BEGIN MATERIAL SHOWN

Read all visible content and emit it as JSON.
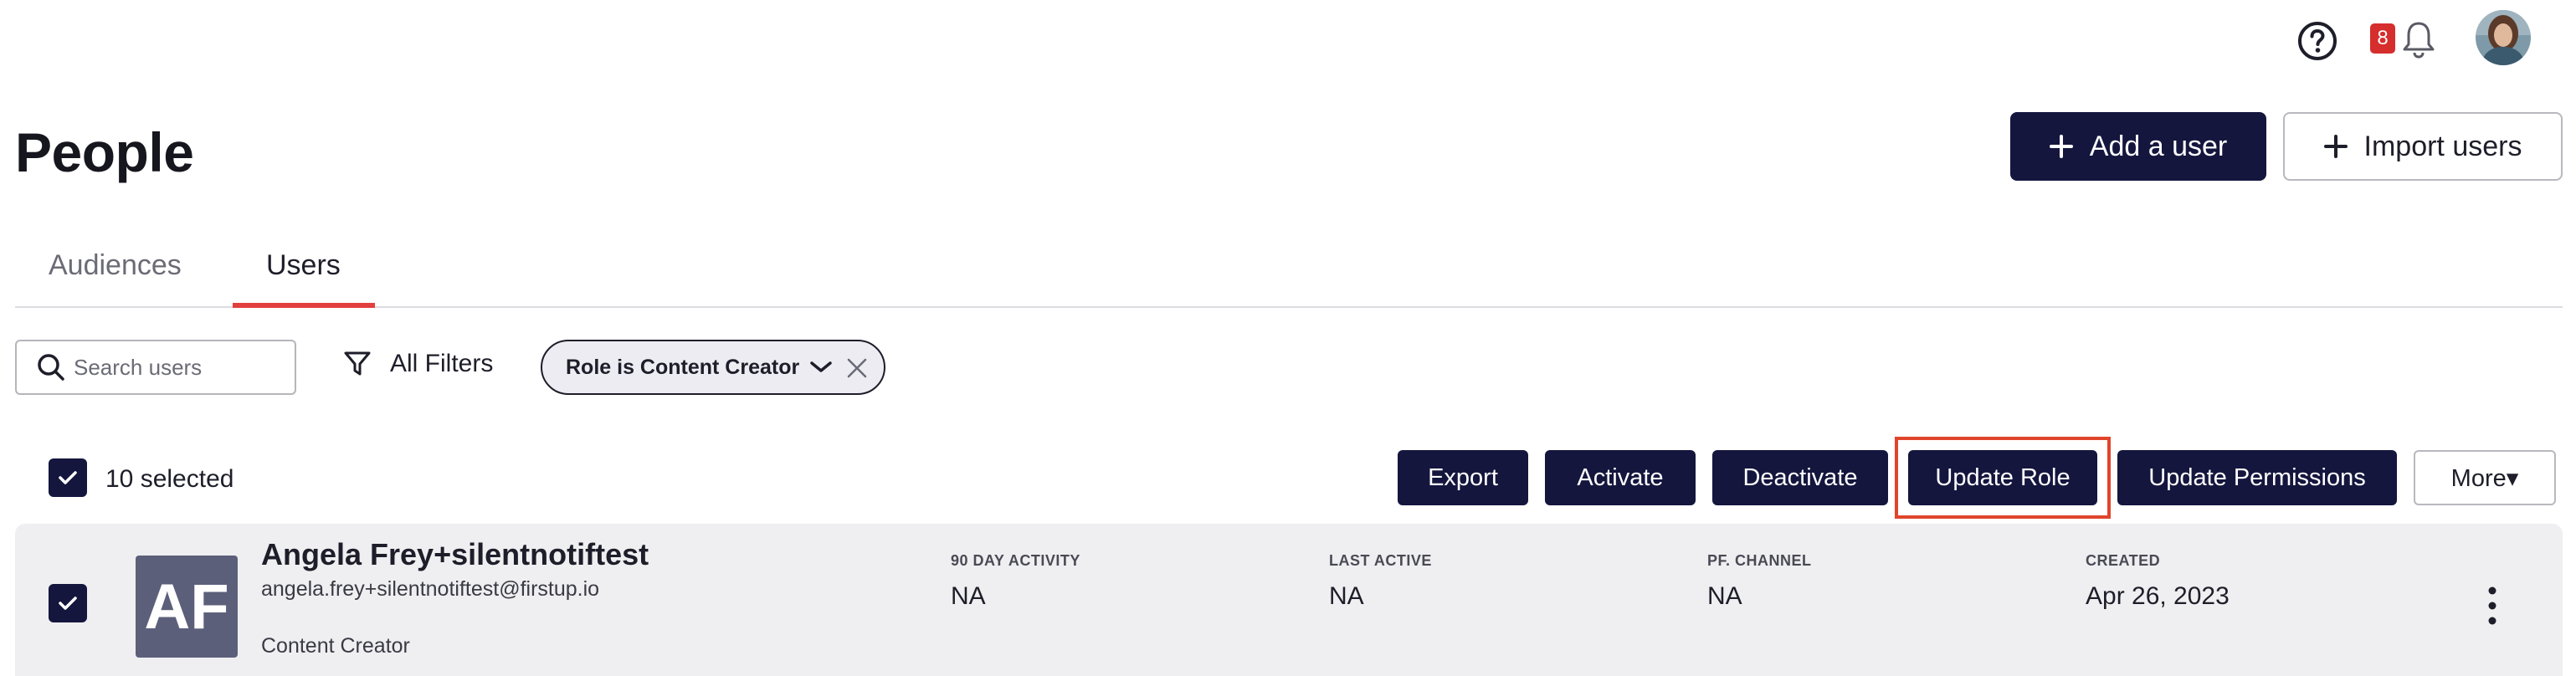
{
  "header": {
    "notification_count": "8",
    "icons": [
      "help-icon",
      "bell-icon",
      "avatar"
    ]
  },
  "page": {
    "title": "People",
    "add_user_label": "Add a user",
    "import_users_label": "Import users"
  },
  "tabs": [
    {
      "label": "Audiences",
      "active": false
    },
    {
      "label": "Users",
      "active": true
    }
  ],
  "filters": {
    "search_placeholder": "Search users",
    "all_filters_label": "All Filters",
    "active_chip": "Role is Content Creator"
  },
  "bulk_actions": {
    "selected_label": "10 selected",
    "export": "Export",
    "activate": "Activate",
    "deactivate": "Deactivate",
    "update_role": "Update Role",
    "update_permissions": "Update Permissions",
    "more": "More▾"
  },
  "columns": {
    "activity": "90 DAY ACTIVITY",
    "last_active": "LAST ACTIVE",
    "channel": "PF. CHANNEL",
    "created": "CREATED"
  },
  "users": [
    {
      "initials": "AF",
      "name": "Angela Frey+silentnotiftest",
      "email": "angela.frey+silentnotiftest@firstup.io",
      "role": "Content Creator",
      "activity": "NA",
      "last_active": "NA",
      "channel": "NA",
      "created": "Apr 26, 2023",
      "selected": true
    }
  ],
  "colors": {
    "primary": "#14163e",
    "accent": "#e2403f",
    "badge": "#d62d2d",
    "highlight": "#e0452c",
    "row_bg": "#efeff1"
  }
}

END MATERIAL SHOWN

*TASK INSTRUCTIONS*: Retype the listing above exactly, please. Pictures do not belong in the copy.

*WRITTEN REPLY*:
Read all visible content and emit it as JSON.
{
  "header": {
    "notification_count": "8",
    "icons": [
      "help-icon",
      "bell-icon",
      "avatar"
    ]
  },
  "page": {
    "title": "People",
    "add_user_label": "Add a user",
    "import_users_label": "Import users"
  },
  "tabs": [
    {
      "label": "Audiences",
      "active": false
    },
    {
      "label": "Users",
      "active": true
    }
  ],
  "filters": {
    "search_placeholder": "Search users",
    "all_filters_label": "All Filters",
    "active_chip": "Role is Content Creator"
  },
  "bulk_actions": {
    "selected_label": "10 selected",
    "export": "Export",
    "activate": "Activate",
    "deactivate": "Deactivate",
    "update_role": "Update Role",
    "update_permissions": "Update Permissions",
    "more": "More▾"
  },
  "columns": {
    "activity": "90 DAY ACTIVITY",
    "last_active": "LAST ACTIVE",
    "channel": "PF. CHANNEL",
    "created": "CREATED"
  },
  "users": [
    {
      "initials": "AF",
      "name": "Angela Frey+silentnotiftest",
      "email": "angela.frey+silentnotiftest@firstup.io",
      "role": "Content Creator",
      "activity": "NA",
      "last_active": "NA",
      "channel": "NA",
      "created": "Apr 26, 2023",
      "selected": true
    }
  ],
  "colors": {
    "primary": "#14163e",
    "accent": "#e2403f",
    "badge": "#d62d2d",
    "highlight": "#e0452c",
    "row_bg": "#efeff1"
  }
}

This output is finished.